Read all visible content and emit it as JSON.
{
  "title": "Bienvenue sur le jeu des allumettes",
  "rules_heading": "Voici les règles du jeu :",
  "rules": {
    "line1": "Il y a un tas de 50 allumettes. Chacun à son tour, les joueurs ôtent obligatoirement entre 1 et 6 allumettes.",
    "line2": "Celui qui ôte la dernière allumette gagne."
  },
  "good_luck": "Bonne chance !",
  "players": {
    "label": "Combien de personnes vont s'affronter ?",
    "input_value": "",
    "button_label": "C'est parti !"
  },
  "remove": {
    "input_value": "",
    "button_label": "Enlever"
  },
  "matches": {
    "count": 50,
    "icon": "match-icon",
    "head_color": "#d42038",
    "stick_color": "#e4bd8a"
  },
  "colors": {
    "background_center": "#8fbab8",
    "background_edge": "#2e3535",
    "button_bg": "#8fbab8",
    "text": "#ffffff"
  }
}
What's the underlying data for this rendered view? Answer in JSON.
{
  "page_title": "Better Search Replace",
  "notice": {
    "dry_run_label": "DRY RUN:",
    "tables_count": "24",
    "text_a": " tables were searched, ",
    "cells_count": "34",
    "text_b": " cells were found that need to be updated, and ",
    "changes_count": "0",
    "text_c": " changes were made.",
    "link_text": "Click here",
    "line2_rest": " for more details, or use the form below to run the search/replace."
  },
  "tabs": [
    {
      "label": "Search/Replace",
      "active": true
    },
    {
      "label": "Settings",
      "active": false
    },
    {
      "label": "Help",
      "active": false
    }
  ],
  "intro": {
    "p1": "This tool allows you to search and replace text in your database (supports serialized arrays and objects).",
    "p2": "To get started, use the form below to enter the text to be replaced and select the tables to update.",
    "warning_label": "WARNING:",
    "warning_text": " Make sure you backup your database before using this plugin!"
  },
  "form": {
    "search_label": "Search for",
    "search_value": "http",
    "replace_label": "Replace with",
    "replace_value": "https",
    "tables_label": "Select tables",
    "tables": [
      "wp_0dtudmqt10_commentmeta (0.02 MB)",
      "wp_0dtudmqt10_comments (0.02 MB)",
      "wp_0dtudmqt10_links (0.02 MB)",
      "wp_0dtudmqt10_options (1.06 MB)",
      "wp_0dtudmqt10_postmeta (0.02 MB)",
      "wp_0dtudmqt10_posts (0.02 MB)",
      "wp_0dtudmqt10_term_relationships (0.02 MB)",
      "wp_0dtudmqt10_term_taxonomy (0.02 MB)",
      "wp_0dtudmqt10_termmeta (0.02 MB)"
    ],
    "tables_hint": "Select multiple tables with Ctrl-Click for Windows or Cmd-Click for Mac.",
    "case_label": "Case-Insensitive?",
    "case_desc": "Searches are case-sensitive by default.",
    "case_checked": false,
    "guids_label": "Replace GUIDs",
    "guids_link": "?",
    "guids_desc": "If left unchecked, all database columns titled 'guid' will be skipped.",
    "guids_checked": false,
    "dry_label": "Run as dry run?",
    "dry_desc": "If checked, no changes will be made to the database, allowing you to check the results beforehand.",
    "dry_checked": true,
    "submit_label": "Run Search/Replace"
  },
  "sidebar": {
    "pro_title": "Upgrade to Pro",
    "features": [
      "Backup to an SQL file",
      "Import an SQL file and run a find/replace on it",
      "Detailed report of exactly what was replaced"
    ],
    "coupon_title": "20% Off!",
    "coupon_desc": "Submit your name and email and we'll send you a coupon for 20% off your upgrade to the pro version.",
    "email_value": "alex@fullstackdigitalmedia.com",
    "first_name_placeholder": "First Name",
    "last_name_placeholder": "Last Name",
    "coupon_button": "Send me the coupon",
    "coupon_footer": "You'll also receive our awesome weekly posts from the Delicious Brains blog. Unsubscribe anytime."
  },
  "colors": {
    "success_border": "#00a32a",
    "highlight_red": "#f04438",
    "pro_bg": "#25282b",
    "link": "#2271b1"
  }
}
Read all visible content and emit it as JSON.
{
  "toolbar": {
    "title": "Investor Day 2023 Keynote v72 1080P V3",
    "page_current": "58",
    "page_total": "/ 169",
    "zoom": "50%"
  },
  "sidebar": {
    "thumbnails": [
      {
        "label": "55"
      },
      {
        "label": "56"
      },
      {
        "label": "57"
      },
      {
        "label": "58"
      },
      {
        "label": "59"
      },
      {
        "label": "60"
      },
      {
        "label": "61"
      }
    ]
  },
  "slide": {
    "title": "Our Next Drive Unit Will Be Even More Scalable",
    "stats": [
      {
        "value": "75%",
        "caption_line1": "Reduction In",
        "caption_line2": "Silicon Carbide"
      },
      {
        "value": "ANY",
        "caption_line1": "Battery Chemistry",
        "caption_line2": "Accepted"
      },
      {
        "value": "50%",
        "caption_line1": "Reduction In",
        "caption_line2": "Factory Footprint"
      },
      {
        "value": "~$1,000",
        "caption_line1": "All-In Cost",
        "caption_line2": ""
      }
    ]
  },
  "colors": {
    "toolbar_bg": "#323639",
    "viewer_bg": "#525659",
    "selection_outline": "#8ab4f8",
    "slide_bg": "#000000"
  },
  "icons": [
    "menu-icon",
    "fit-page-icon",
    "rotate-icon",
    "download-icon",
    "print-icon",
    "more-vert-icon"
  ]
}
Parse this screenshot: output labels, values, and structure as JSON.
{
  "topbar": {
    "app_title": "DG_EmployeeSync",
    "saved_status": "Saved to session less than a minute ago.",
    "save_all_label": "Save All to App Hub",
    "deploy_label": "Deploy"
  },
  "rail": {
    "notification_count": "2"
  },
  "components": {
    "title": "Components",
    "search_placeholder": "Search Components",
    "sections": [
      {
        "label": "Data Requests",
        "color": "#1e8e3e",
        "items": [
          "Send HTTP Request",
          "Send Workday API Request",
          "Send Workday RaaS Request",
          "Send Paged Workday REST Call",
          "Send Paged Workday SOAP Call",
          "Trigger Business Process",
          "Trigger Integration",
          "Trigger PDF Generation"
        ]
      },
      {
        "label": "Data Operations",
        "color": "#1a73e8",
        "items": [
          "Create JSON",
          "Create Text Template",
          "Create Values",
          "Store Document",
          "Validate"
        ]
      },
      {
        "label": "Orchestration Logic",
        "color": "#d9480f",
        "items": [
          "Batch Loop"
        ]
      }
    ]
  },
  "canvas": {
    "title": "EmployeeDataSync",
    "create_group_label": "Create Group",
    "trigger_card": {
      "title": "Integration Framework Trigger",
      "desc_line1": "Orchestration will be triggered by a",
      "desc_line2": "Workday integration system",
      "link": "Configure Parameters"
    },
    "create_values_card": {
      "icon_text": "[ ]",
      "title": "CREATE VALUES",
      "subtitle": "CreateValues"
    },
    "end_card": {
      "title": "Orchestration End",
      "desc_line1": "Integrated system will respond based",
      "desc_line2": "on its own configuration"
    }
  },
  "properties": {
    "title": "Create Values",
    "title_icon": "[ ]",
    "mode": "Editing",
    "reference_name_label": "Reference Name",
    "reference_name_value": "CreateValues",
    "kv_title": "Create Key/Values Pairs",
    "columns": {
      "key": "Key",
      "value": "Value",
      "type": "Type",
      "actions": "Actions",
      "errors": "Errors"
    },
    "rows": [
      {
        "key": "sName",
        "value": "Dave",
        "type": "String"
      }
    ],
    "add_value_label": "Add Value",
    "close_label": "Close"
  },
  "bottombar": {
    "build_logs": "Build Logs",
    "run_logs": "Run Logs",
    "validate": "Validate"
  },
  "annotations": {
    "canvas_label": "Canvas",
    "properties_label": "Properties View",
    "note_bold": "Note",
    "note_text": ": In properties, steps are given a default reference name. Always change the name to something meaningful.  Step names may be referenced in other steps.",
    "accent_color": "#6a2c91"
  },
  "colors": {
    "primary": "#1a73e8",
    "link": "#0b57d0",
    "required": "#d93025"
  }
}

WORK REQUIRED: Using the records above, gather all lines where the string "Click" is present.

RESULT OF THE EXERCISE:
    "link_text": "Click here",
    "tables_hint": "Select multiple tables with Ctrl-Click for Windows or Cmd-Click for Mac.",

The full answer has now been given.